Learn about PNM
Petroglyph National Monument (PNM) was established in 1990 and is located in Albuquerque, New Mexico. It protects one of the largest petroglyph sites in North America, featuring designs and symbols carved onto volcanic rocks by Native Americans and Spanish settlers 400 to 700 years ago. Petroglyph National Monument shelters a variety of cultural and natural resources including volcanos, archeological sites and an estimated 20,000 carved images. Many of the images clearly represent animals, people, and crosses; others are more abstract. These images are inseparable from the cultural landscape, the spirits of the people who created them, and those who appreciate them. These images are a valuable record of cultural expression and hold profound spiritual significance for contemporary Native Americans and for the descendants of the early Spanish settlers.
The 7,240-acre monument is unique not only in its landscape and history, but in its management as well. Authorized June 27, 1990, the Monument is managed under a Cooperative Management Agreement signed by the National Park Service (NPS) and the City of Albuquerque to manage and protect its nearly 20,000 petroglyphs and provide recreational and educational opportunities to the public. The National Park Service and the City of Albuquerque agreed that the lands in the monument, including the City-owned lands, shall be perpetually managed in accordance with the agreement. Unfortunately, that is not what is being done - showing that such partnerships do not always succeed. In part, this partnership has failed because the NPS has thus far been unable or unwilling to use its powers to preserve and protect the park. The historical lands of Petroglyph National Monument have not been properly taken care of by the City of Albuquerque or the National Park Service.

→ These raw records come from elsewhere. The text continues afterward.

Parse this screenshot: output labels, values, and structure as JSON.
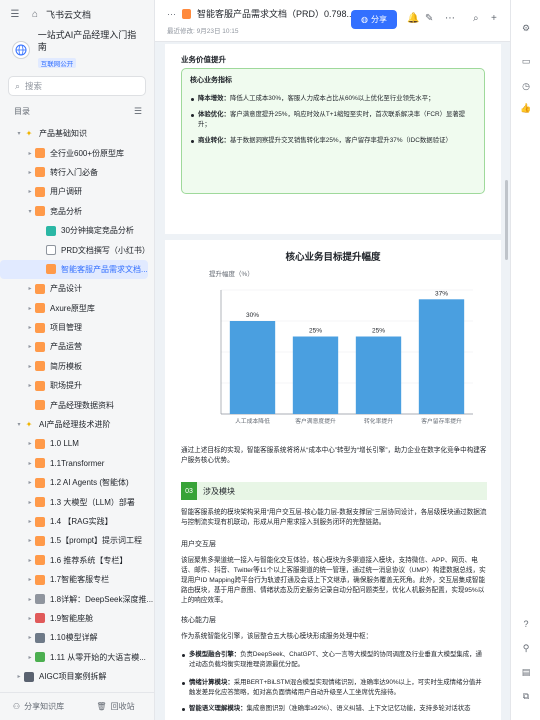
{
  "sidebar": {
    "app_title": "飞书云文档",
    "space_name": "一站式AI产品经理入门指南",
    "space_badge": "互联网公开",
    "search_placeholder": "搜索",
    "toc_label": "目录",
    "items": [
      {
        "label": "产品基础知识",
        "level": 0,
        "arrow": "▾",
        "icon": "none"
      },
      {
        "label": "全行业600+份原型库",
        "level": 1,
        "arrow": "▸",
        "icon": "orange"
      },
      {
        "label": "转行入门必备",
        "level": 1,
        "arrow": "▸",
        "icon": "orange"
      },
      {
        "label": "用户调研",
        "level": 1,
        "arrow": "▸",
        "icon": "orange"
      },
      {
        "label": "竞品分析",
        "level": 1,
        "arrow": "▾",
        "icon": "orange"
      },
      {
        "label": "30分钟搞定竞品分析",
        "level": 2,
        "arrow": "",
        "icon": "teal"
      },
      {
        "label": "PRD文档撰写（小红书）",
        "level": 2,
        "arrow": "",
        "icon": "doc"
      },
      {
        "label": "智能客服产品需求文档...",
        "level": 2,
        "arrow": "",
        "icon": "orange",
        "selected": true
      },
      {
        "label": "产品设计",
        "level": 1,
        "arrow": "▸",
        "icon": "orange"
      },
      {
        "label": "Axure原型库",
        "level": 1,
        "arrow": "▸",
        "icon": "orange"
      },
      {
        "label": "项目管理",
        "level": 1,
        "arrow": "▸",
        "icon": "orange"
      },
      {
        "label": "产品运营",
        "level": 1,
        "arrow": "▸",
        "icon": "orange"
      },
      {
        "label": "简历模板",
        "level": 1,
        "arrow": "▸",
        "icon": "orange"
      },
      {
        "label": "职场提升",
        "level": 1,
        "arrow": "▸",
        "icon": "orange"
      },
      {
        "label": "产品经理数据资料",
        "level": 1,
        "arrow": "",
        "icon": "orange"
      },
      {
        "label": "AI产品经理技术进阶",
        "level": 0,
        "arrow": "▾",
        "icon": "none"
      },
      {
        "label": "1.0 LLM",
        "level": 1,
        "arrow": "▸",
        "icon": "orange"
      },
      {
        "label": "1.1Transformer",
        "level": 1,
        "arrow": "▸",
        "icon": "orange"
      },
      {
        "label": "1.2 AI Agents (智能体)",
        "level": 1,
        "arrow": "▸",
        "icon": "orange"
      },
      {
        "label": "1.3 大模型（LLM）部署",
        "level": 1,
        "arrow": "▸",
        "icon": "orange"
      },
      {
        "label": "1.4 【RAG实践】",
        "level": 1,
        "arrow": "▸",
        "icon": "orange"
      },
      {
        "label": "1.5【prompt】提示词工程",
        "level": 1,
        "arrow": "▸",
        "icon": "orange"
      },
      {
        "label": "1.6 推荐系统【专栏】",
        "level": 1,
        "arrow": "▸",
        "icon": "orange"
      },
      {
        "label": "1.7智能客服专栏",
        "level": 1,
        "arrow": "▸",
        "icon": "orange"
      },
      {
        "label": "1.8详解：DeepSeek深度推...",
        "level": 1,
        "arrow": "▸",
        "icon": "gear"
      },
      {
        "label": "1.9智能座舱",
        "level": 1,
        "arrow": "▸",
        "icon": "car"
      },
      {
        "label": "1.10模型详解",
        "level": 1,
        "arrow": "▸",
        "icon": "tool"
      },
      {
        "label": "1.11 从零开始的大语言模...",
        "level": 1,
        "arrow": "▸",
        "icon": "plant"
      },
      {
        "label": "AIGC项目案例拆解",
        "level": 0,
        "arrow": "▸",
        "icon": "dark"
      }
    ],
    "bottom_left": "分享知识库",
    "bottom_right": "回收站"
  },
  "header": {
    "doc_title": "智能客服产品需求文档（PRD）0.798...",
    "last_modified": "最近修改: 9月23日 10:15",
    "share_label": "分享"
  },
  "page1": {
    "section_label": "业务价值提升",
    "callout_title": "核心业务指标",
    "bullets": [
      {
        "bold": "降本增效：",
        "text": "降低人工成本30%，客服人力成本占比从60%以上优化至行业领先水平；"
      },
      {
        "bold": "体验优化：",
        "text": "客户满意度提升25%，响应时效从T+1缩短至实时，首次联系解决率（FCR）显著提升；"
      },
      {
        "bold": "商业转化：",
        "text": "基于数据洞察提升交叉销售转化率25%，客户留存率提升37%（IDC数据验证）"
      }
    ]
  },
  "chart_data": {
    "type": "bar",
    "title": "核心业务目标提升幅度",
    "ylabel": "提升幅度（%）",
    "categories": [
      "人工成本降低",
      "客户满意度提升",
      "转化率提升",
      "客户留存率提升"
    ],
    "values": [
      30,
      25,
      25,
      37
    ],
    "value_labels": [
      "30%",
      "25%",
      "25%",
      "37%"
    ],
    "ylim": [
      0,
      40
    ],
    "bar_color": "#4a9fe0",
    "grid": true
  },
  "page2": {
    "summary": "通过上述目标的实现，智能客服系统将将从“成本中心”转型为“增长引擎”，助力企业在数字化竞争中构建客户服务核心优势。",
    "section_num": "03",
    "section_title": "涉及模块",
    "intro": "智能客服系统的模块架构采用“用户交互层-核心能力层-数据支撑层”三层协同设计，各层级模块通过数据流与控制流实现有机联动，形成从用户需求接入到服务闭环的完整链路。",
    "layer1_title": "用户交互层",
    "layer1_text": "该层聚焦多渠道统一接入与智能化交互体验，核心模块为多渠道接入模块，支持微信、APP、网页、电话、邮件、抖音、Twitter等11个以上客服渠道的统一管理，通过统一消息协议（UMP）构建数据总线，实现用户ID Mapping跨平台行为轨迹打通及会话上下文继承，确保服务覆盖无死角。此外，交互层集成智能路由模块，基于用户意图、情绪状态及历史服务记录自动分配问题类型，优化人机服务配置，实现95%以上的响应效率。",
    "layer2_title": "核心能力层",
    "layer2_text": "作为系统智能化引擎，该层整合五大核心模块形成服务处理中枢：",
    "layer2_bullets": [
      {
        "bold": "多模型融合引擎：",
        "text": "负责DeepSeek、ChatGPT、文心一言等大模型的协同调度及行业垂直大模型集成，通过动态负载均衡实现推理资源最优分配。"
      },
      {
        "bold": "情绪计算模块：",
        "text": "采用BERT+BiLSTM混合模型实现情绪识别，准确率达90%以上，可实时生成情绪分值并触发差异化应答策略，如对高负面情绪用户自动升级至人工坐席优先接待。"
      },
      {
        "bold": "智能语义理解模块：",
        "text": "集成意图识别（准确率≥92%）、语义纠错、上下文记忆功能，支持多轮对话状态"
      }
    ]
  }
}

A buildup of dead tumbleweeds has started to accumulate, shown in the picture to the right, at the Northern Geological Window (NGW) of Petroglyph National Monument in the Piedras Marcadas Unit. The prevailing winds are generally from the west, so when the tumbleweeds roll across the mesa and over the escarpment top, they hit dead air space, drop, and accumulate, becoming buried over the years. The accumulation of tumbleweeds over many years has in some places made important petroglyph concentrations difficult or impossible for visitors to access; these sites include 1) the narrows of the Boca Negra Arroyo canyon along the top (north portion); and 2) several sites along the east-facing escarpment overlooking the motocross scars. If a worker (or a visitor) steps on the matted tumbleweeds, he or she may plunge some distance through them to the escarpment rocks underneath--or disturb hidden rattlesnakes (and this is the season for them). Removing these tumbleweed mats from NGW prime visitor areas is a must.
Off-road vehicle (ORV) activities impact natural vegetation and wildlife, which can lead to erosion, invasive species, habitat loss, and ultimately species loss, decreasing an ecosystem's ability to maintain homeostasis. Motocross scarring (in the photo to the right) is seen as what looks like a bunch of spaghetti loops at the eastern edge of the satellite photo. ORVs are a significant source of noise pollution. More importantly, they are a significant source of air pollution, track related damages, animal injuries and fatalities, fossil fuel consumption, soil erosion and damage to the land. Recreational ORV use detracts from the experience of other visitors and inflicts serious long-term damage on fragile desert resources.
Some of the lands within the monument have become a dumping ground for illegal disposal of construction waste. Construction waste dumping has occurred in the head of the Piedras Marcadas Arroyo, the site within PNM containing over 3,000 prehistoric images-- the greatest number within the Monument. The site is a major visitor attraction. The entire NGW, containing the head of Piedras Marcadas Arroyo at the upper end and the pueblo ruin at the lower end, is an "unparalleled cultural corridor" and without a doubt the most primitive landscape in PNM.
The petroglyphs within the arroyo, likely created at the same time and by some of the same people as occupied the Piedras Marcadas Pueblo (1320-1680AD), are vital historical artifacts that form a key component of the visitor experience at Petroglyph National Monument. Removal of the debris and blocks of concrete must proceed with caution, however, as removal of heavy trash could ruin petroglyphs or other artifacts, and federal officials have said there could be asbestos in the construction debris.